Problem to work on
Find the lines in the records that carry the word "Locale". Copy each one.
■ ■ ■ ■ ■
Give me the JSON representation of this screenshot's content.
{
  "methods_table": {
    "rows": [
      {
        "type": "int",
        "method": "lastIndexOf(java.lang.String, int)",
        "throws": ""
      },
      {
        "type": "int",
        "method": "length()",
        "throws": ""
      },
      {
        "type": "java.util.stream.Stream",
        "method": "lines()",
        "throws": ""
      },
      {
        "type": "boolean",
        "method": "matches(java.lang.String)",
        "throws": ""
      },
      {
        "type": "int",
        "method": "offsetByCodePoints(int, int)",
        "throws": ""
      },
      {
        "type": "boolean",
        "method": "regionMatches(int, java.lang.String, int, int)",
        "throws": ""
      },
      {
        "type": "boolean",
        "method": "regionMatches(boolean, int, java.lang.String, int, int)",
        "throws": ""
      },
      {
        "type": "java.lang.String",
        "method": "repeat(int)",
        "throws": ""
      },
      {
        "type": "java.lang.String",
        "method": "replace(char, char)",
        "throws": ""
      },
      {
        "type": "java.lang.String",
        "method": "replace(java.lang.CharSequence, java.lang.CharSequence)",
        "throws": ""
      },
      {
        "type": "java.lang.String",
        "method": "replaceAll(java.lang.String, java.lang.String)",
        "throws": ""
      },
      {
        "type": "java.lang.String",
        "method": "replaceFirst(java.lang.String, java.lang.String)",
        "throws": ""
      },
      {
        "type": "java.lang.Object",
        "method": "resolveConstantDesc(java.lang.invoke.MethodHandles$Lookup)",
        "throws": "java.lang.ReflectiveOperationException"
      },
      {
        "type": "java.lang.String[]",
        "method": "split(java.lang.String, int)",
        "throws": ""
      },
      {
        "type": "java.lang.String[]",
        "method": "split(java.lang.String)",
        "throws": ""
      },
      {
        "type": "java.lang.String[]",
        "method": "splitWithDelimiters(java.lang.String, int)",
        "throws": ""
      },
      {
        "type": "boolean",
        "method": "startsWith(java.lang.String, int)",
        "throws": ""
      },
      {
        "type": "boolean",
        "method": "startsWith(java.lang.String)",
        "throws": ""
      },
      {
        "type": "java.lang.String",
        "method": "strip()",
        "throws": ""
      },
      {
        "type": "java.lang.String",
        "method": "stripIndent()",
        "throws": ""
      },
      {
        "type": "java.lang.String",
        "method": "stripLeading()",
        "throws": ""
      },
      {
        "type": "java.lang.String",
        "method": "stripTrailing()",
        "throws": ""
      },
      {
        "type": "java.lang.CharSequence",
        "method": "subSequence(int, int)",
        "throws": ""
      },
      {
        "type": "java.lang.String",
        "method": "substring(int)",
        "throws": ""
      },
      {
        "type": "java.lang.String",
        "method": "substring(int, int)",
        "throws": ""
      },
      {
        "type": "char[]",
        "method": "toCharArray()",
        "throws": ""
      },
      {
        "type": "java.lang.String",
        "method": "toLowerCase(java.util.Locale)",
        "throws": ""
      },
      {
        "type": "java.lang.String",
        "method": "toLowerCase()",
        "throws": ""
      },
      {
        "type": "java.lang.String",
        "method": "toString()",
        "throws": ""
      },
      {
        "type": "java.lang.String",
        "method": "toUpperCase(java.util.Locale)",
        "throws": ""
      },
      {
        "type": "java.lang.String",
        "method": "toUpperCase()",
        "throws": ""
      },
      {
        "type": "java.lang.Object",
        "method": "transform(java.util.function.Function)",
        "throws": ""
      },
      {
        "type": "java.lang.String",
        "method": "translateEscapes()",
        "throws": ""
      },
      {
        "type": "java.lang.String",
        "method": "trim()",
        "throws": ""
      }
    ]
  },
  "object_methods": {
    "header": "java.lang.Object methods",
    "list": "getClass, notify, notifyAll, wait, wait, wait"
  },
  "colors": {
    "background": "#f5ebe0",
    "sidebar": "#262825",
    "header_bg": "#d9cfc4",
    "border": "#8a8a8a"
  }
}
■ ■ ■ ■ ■
Exercise result
        "method": "toLowerCase(java.util.Locale)",
        "method": "toUpperCase(java.util.Locale)",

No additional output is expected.